As a child, Joel Pollick grew up watching his dad run The Giving Back Fund, but he didn’t want to follow in his father’s philanthropic footsteps until after he worked in strategy consulting. When he realized that he couldn’t find a simple giving platform that provided both transparency and simple donations, he decided to create one.
“Growing up, not only did [my dad] have his organization, but we also gave 10 percent of our income each year to charity,” Pollick said. “I was working a lot of hours, so I didn’t have a lot of hours to go research and vet different charities … The more we looked, the more we couldn’t find anything. And so, I said, ‘Okay, let’s build it.'”
So, he founded Percent Pledge, an 1871-based online charitable giving startup that aims to provide greater nonprofit transparency and automate charitable giving. Launched on Giving Tuesday, Nov. 28, 2017, the web-based platform has shifted from attracting millennial consumers to targeting their employers who want to retain young workers.
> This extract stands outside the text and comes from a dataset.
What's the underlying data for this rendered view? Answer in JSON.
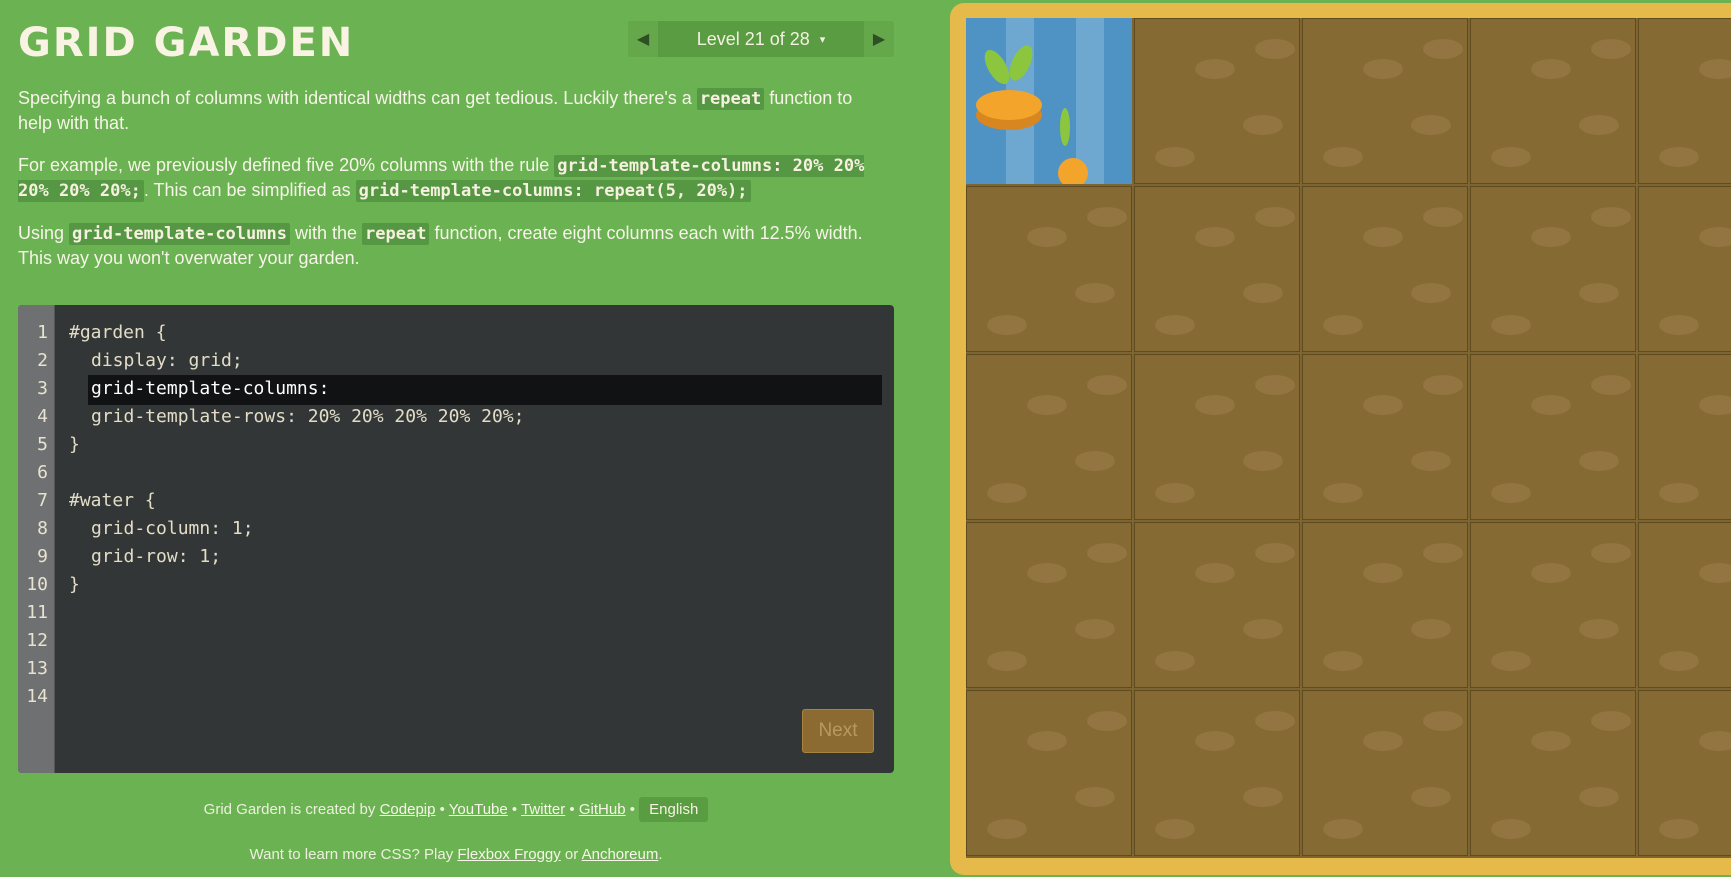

This week, the web-based platform partnered with Spikeball, the Chicago-based sporting company that appeared on “Shark Tank,” to pilot the platform for its 23 full-time employees.
“We wanted to test it out as a way to make it easier for our employees to give back,” Spikeball CEO Chris Ruder said in an email. “We’re firm believers in helping those that need help and we see this as a potential way to support that.”
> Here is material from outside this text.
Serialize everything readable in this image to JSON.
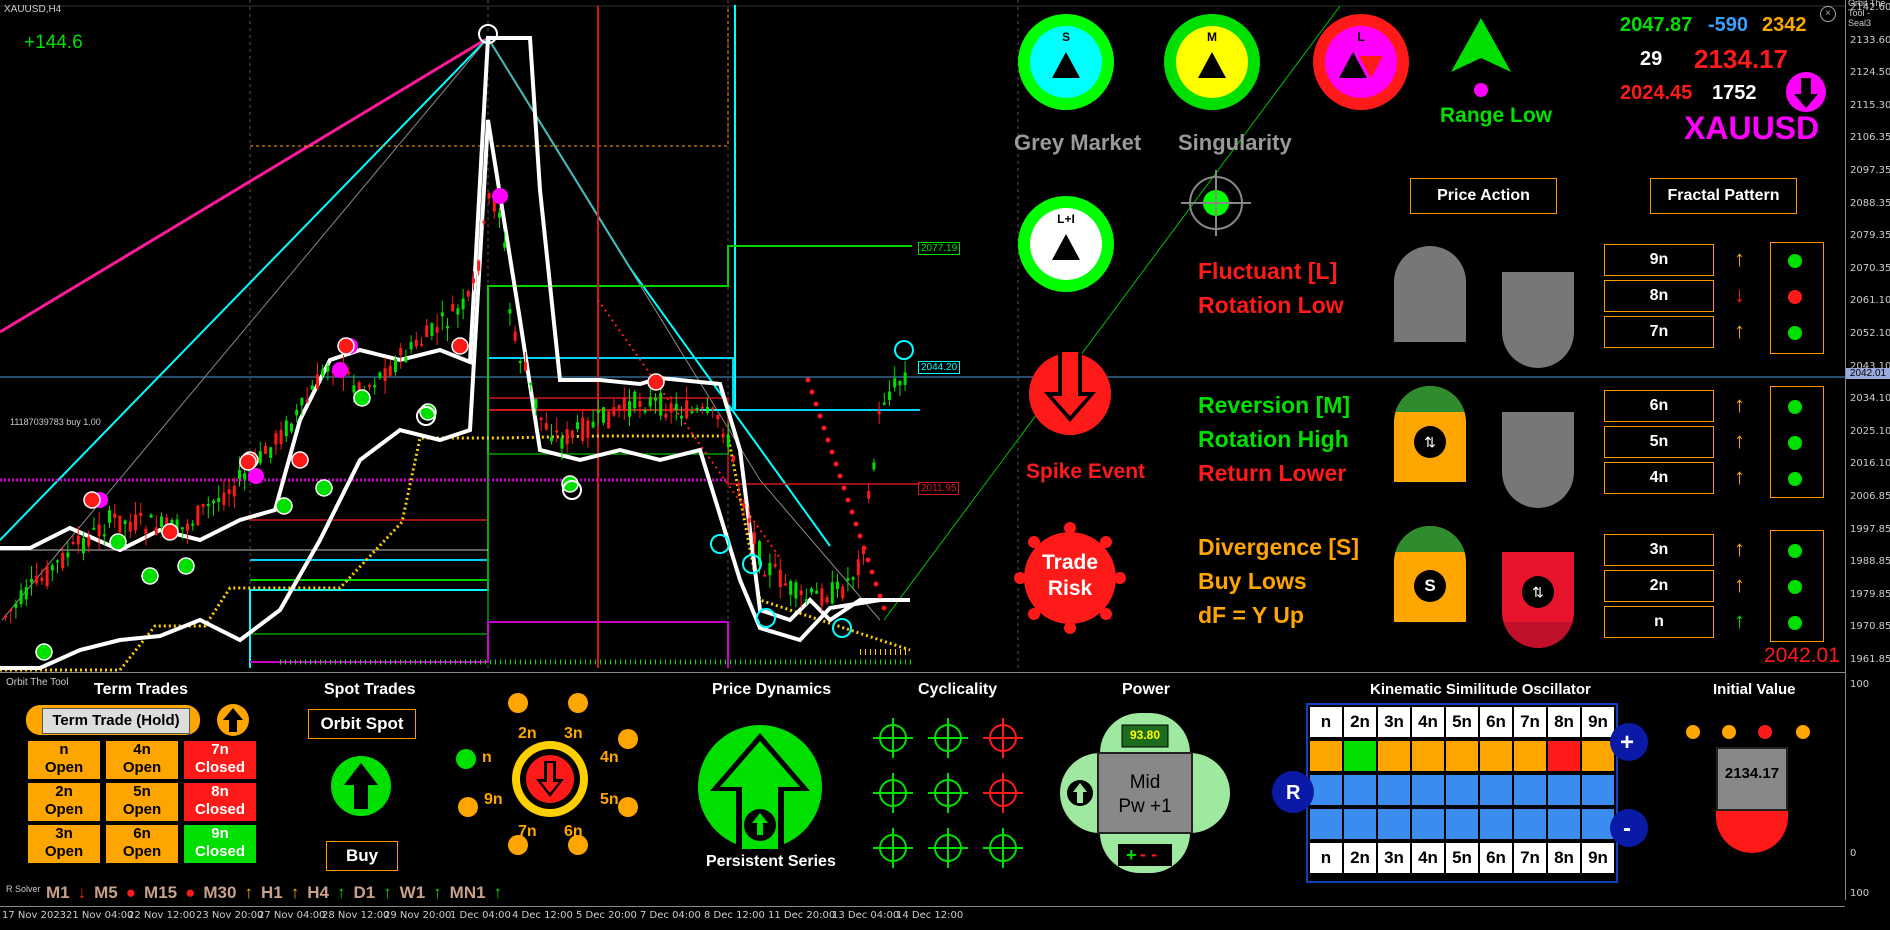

Much like the investment app Acorns, which matches stock portfolios to investors based upon their risk tolerance, Percent Pledge pairs donors with charitable giving portfolios filled with various nonprofits that serve causes like women’s empowerment, healthcare and veterans. Users can enter their budget or salary information and determine how much money they prefer to give to these charities every month. Donors can choose weekly or monthly reports that update them on the progress of the charities to which they have donated, said Pollick.
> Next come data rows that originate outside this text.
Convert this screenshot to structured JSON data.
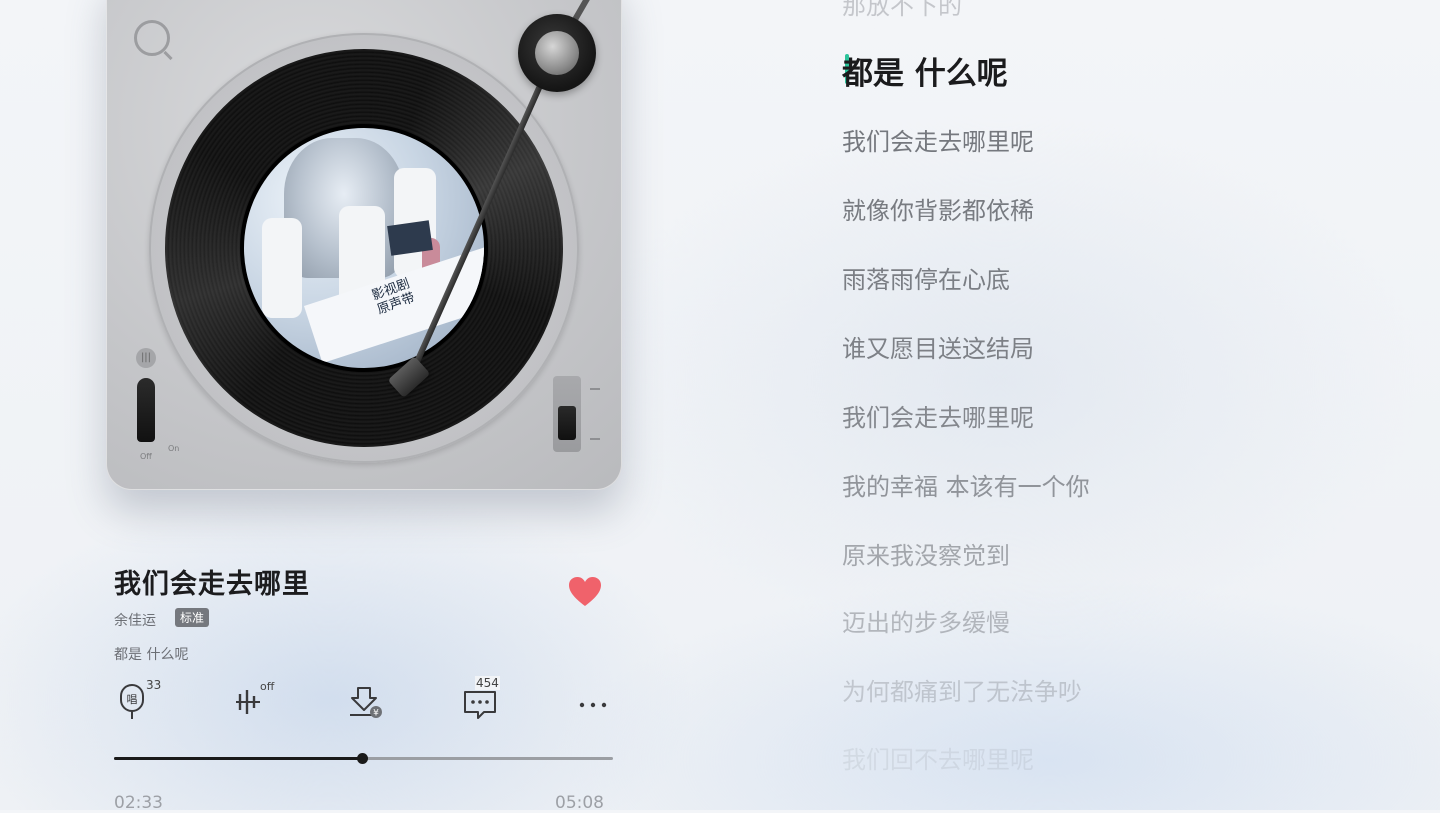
{
  "player": {
    "song_title": "我们会走去哪里",
    "artist": "余佳运",
    "quality_badge": "标准",
    "current_lyric": "都是 什么呢",
    "album_cover_text": "影视剧\n原声带",
    "turntable": {
      "switch_off_label": "Off",
      "switch_on_label": "On"
    },
    "liked": true,
    "colors": {
      "like": "#f0626b",
      "accent": "#2bc39a"
    }
  },
  "actions": {
    "sing": {
      "icon": "microphone-sing-icon",
      "count": "33"
    },
    "sound_effect": {
      "icon": "sound-effect-icon",
      "status": "off"
    },
    "download": {
      "icon": "download-icon"
    },
    "comments": {
      "icon": "comment-icon",
      "count": "454"
    },
    "more": {
      "icon": "more-icon"
    }
  },
  "progress": {
    "current_time": "02:33",
    "total_time": "05:08",
    "fraction": 0.497
  },
  "lyrics": {
    "active_index": 1,
    "lines": [
      {
        "text": "那放不下的",
        "opacity": 0.35
      },
      {
        "text": "都是 什么呢",
        "opacity": 1
      },
      {
        "text": "我们会走去哪里呢",
        "opacity": 0.95
      },
      {
        "text": "就像你背影都依稀",
        "opacity": 0.92
      },
      {
        "text": "雨落雨停在心底",
        "opacity": 0.9
      },
      {
        "text": "谁又愿目送这结局",
        "opacity": 0.88
      },
      {
        "text": "我们会走去哪里呢",
        "opacity": 0.82
      },
      {
        "text": "我的幸福 本该有一个你",
        "opacity": 0.72
      },
      {
        "text": "原来我没察觉到",
        "opacity": 0.58
      },
      {
        "text": "迈出的步多缓慢",
        "opacity": 0.45
      },
      {
        "text": "为何都痛到了无法争吵",
        "opacity": 0.3
      },
      {
        "text": "我们回不去哪里呢",
        "opacity": 0.12
      }
    ]
  }
}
Since the platform launched last fall, it has brought on more than 70 users who send a total $1,500 in monthly donations, Pollick said. The company lists several notable nonprofits as part of its charity portfolios including City Year, Team Rubicon, and Red Rover. Before adding a charity to its cause portfolios, Percent Pledge considers various factors including the percentage of donations that go directly to the needy and the amount of exposure or help the nonprofit needs.
Percent Pledge shifted to a business-to-business model to both bring more users onto the platform and assist companies seeking a more organized corporate giving program, as well as another way to attract and retain millennial workers. To make the site easier to use and welcoming to younger donors, the site signs up users in approximately 3 minutes and the language on the site is more conversational.
“For millennials, the main things keeping them from giving at the level they can isn’t that they don’t have that desire or that drive, it is not knowing where to begin. These cause portfolios really curate this for them,” Eric Zoberman, Percent Pledge’s president, said. “Ultimately, the idea is that we’ll be able to give companies engagement opportunities as well.”
Small- and mid-sized companies ranging between about 50 to 500 employees can now white label the Percent Pledge platform to simplify their corporate giving for their employees, meaning that employees can donate through the Percent Pledge platform but customize the platform with the company’s logo and branding, Pollick said.
Percent Pledge currently keeps approximately 5 percent of all of the funds donated through the platform to cover the platform’s transaction processing fees and service fees. While that’s enough to “keep the lights on,” Pollick says the startups is mulling over charging a licensing fee to companies looking to white label the platform or charging companies based on a tiered pricing model based on the number of employees using the site. For now, the companies can pilot the platform for free.
“We’re here to help individuals make giving not something … that happens by chance,” Pollick said. “The point of the platform is to empower young professionals and their employers to make giving a big part of their lives.”